In fact, the 2022 Global Humanitarian Overview noted that nearly 300
million people in 63 countries are in need of humanitarian assistance. The
UN and partners will target assistance for 183 million of those most in need
– the highest ever.

This assistance comes at a financial cost. The Global Humanitarian
Overview calls for US $41 billion, the highest appeal ever made.

I urge the international community to support this appeal. We have a moral
obligation to protect and provide for those most vulnerable, let us live up to
these ideals.


Our discussion today is focused on how we can strengthen the
coordination of disaster and humanitarian relief assistance.

On this, I would emphasize four key points.

First, we cannot ignore the impact of COVID-19. It is widely known that
those furthest behind suffered disproportionately more during the
pandemic. LDCs, LLDCs and SIDS, already burdened with debt and
structural deficiencies, have now had to face yet another crisis.

For those already on the precipice of humanitarian need, the pandemic
may have been the final push. We know full well, with data from the World
Bank, that hundreds of millions were forced into extreme poverty and food

Let us use the COVID-19 recovery to address these concerns. If we are
talking about coordination, here, in the recovery from the pandemic, is our
first port of entry to help millions of people.

Second, vaccine equity must be prioritized above all else. We are facing
yet another variant of COVID-19 that is a direct result of our inability to
vaccinate the world.

How many more variants will there be before one comes along that is more
lethal, or entirely resistant to our vaccines?

We risk going right back to square one and enduring yet more lockdowns if
we do not move quickly to stop this pandemic.

2022 must be the year that we do this. Some of the poorest and most
vulnerable countries are among the most underserved on vaccine access.
Let us protect them; let us protect our world.

Third, the pandemic, like so many other challenges, has unduly impacted
on women and girls. We see this in the "shadow pandemic" of domestic
violence, and in the fact that women and girls have been disproportionately
impacted by socio-economic impacts, such as the loss of jobs and
livelihoods, or of access to education.

I encourage all Member States to prioritize the plight of women and girls in
your considerations around humanitarian coordination and response.

Fourth, we must not forget the larger climate crisis. The humanitarian
community are also on the frontlines of climate impacts, responding to
disasters brought on by hurricanes, droughts, floods, and other natural
hazards that have seen an increase in intensity and frequency.

Without action to address climate change, we will see only more climate-
related disasters and more climate-related migration. Even if the world
were to act now to address climate change, we can still anticipate decades
of impacts due to our delays; it is imperative that the humanitarian and relief agencies are closely linked to efforts to support adaptation and to
help prevent and prepare for natural disasters.

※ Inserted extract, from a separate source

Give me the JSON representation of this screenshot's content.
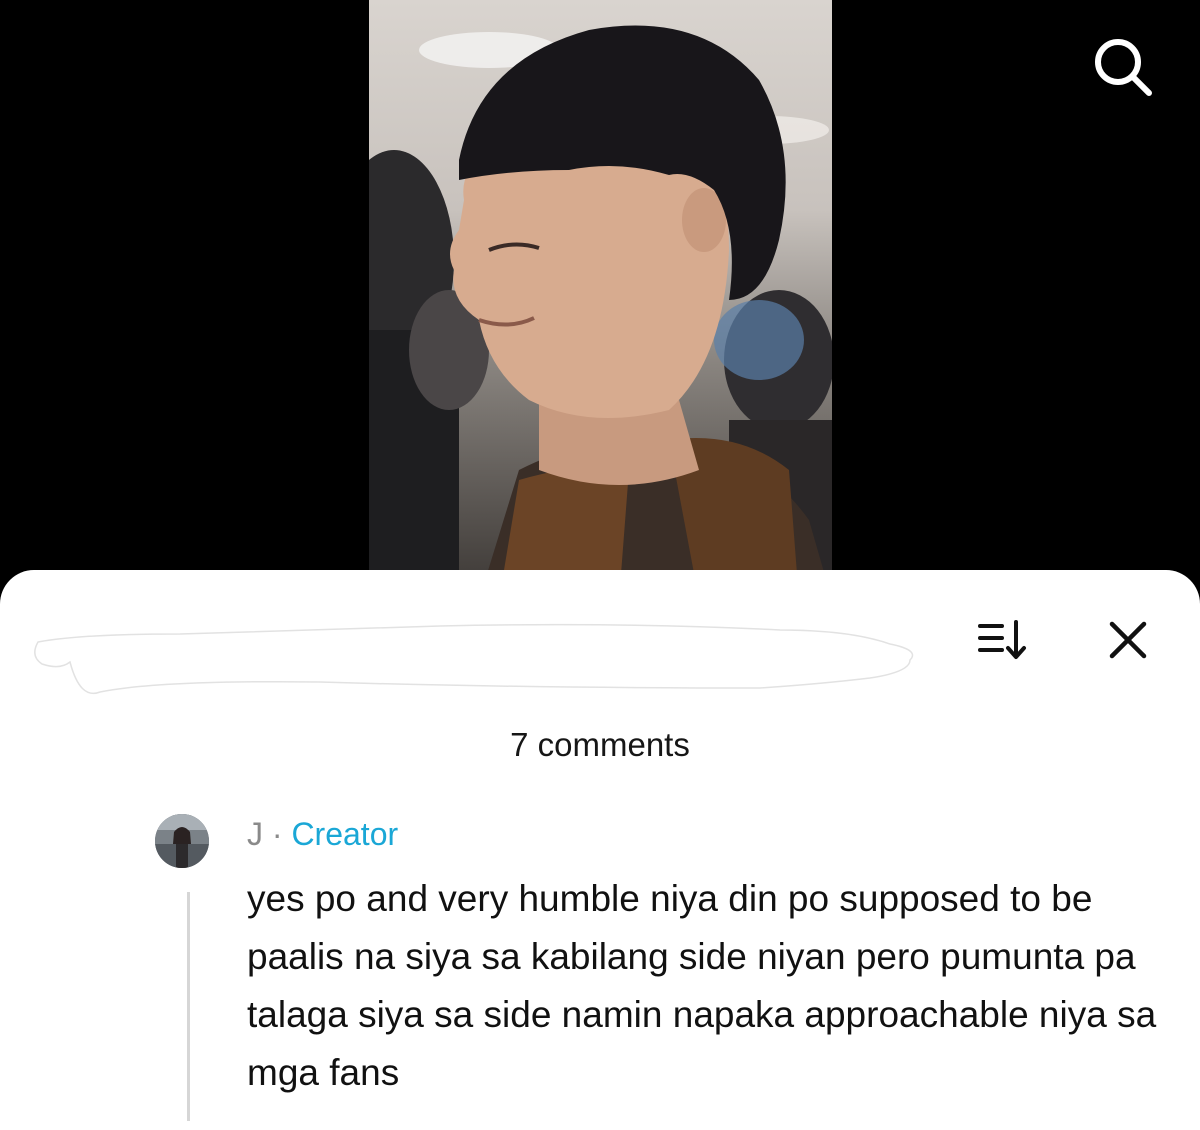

I ask also that we prioritize the safety and security of humanitarian
personnel in our discussions and in any actions that are taken.

Too many have lost their lives or been injured while attempting to help their
fellow women and men. In 2021, at least 1100 humanitarian workers have
been killed. This is simply unacceptable.

Humanitarian workers deserve our gratitude, but they also deserve the
resources, skills, and equipment to be safe.

Let us not let them down. All Member States must give full support to
humanitarian access and ensure full safety and security of personnel.

While it is essential that we meet humanitarian funding needs, it is also
important that we strengthen the partnerships and collaboration needed to
achieve success.

Development partners, international financial institutions, and the private
sector all have a role to play in reducing vulnerability and strengthening
resilience and response.

My dear friends,

COVID-19 may have set back progress on the Sustainable Development
Goals, but this does not have to be the case if we respond and recover

Addressing humanitarian needs is key to that.

It is up to us to act. Let us do so decisively, with conviction and

Thank you."